══ RAW DATA

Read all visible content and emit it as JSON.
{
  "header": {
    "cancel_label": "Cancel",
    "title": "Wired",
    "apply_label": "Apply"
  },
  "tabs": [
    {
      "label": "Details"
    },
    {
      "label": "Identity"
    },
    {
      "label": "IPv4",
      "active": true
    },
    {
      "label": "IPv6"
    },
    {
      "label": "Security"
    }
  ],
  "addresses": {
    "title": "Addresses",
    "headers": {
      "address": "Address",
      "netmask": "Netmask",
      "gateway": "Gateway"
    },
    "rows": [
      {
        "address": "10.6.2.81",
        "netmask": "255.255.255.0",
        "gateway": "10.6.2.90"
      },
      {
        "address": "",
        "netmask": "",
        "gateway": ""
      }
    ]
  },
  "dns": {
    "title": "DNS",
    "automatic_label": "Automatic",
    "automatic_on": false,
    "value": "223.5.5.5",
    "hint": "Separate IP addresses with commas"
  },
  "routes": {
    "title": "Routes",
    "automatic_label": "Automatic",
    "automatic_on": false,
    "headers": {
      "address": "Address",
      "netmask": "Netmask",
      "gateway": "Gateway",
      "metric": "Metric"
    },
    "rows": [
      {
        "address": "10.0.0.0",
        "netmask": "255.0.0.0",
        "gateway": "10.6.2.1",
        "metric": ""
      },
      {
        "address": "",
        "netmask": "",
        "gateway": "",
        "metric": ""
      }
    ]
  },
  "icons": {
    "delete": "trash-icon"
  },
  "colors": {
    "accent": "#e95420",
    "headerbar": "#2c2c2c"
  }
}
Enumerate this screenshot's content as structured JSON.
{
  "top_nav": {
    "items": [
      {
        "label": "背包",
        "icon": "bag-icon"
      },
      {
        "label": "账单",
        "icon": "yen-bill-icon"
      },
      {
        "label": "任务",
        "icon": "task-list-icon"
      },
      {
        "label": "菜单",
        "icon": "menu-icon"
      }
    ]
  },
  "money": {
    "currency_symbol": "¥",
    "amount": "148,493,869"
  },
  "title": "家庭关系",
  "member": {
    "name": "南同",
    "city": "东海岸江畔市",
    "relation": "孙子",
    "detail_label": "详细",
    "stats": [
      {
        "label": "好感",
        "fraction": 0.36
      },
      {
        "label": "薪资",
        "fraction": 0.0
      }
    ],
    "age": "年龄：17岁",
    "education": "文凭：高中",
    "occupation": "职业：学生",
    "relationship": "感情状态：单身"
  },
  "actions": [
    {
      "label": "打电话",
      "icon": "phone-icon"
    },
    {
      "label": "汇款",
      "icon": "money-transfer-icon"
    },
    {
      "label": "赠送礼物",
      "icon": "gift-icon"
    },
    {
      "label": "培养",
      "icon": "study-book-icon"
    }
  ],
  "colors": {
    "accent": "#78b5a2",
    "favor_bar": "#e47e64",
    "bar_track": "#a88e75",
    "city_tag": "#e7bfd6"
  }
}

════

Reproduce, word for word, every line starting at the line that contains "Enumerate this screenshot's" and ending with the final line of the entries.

ANSWER TO THIS PROBLEM:
Enumerate this screenshot's content as structured JSON.
{
  "top_nav": {
    "items": [
      {
        "label": "背包",
        "icon": "bag-icon"
      },
      {
        "label": "账单",
        "icon": "yen-bill-icon"
      },
      {
        "label": "任务",
        "icon": "task-list-icon"
      },
      {
        "label": "菜单",
        "icon": "menu-icon"
      }
    ]
  },
  "money": {
    "currency_symbol": "¥",
    "amount": "148,493,869"
  },
  "title": "家庭关系",
  "member": {
    "name": "南同",
    "city": "东海岸江畔市",
    "relation": "孙子",
    "detail_label": "详细",
    "stats": [
      {
        "label": "好感",
        "fraction": 0.36
      },
      {
        "label": "薪资",
        "fraction": 0.0
      }
    ],
    "age": "年龄：17岁",
    "education": "文凭：高中",
    "occupation": "职业：学生",
    "relationship": "感情状态：单身"
  },
  "actions": [
    {
      "label": "打电话",
      "icon": "phone-icon"
    },
    {
      "label": "汇款",
      "icon": "money-transfer-icon"
    },
    {
      "label": "赠送礼物",
      "icon": "gift-icon"
    },
    {
      "label": "培养",
      "icon": "study-book-icon"
    }
  ],
  "colors": {
    "accent": "#78b5a2",
    "favor_bar": "#e47e64",
    "bar_track": "#a88e75",
    "city_tag": "#e7bfd6"
  }
}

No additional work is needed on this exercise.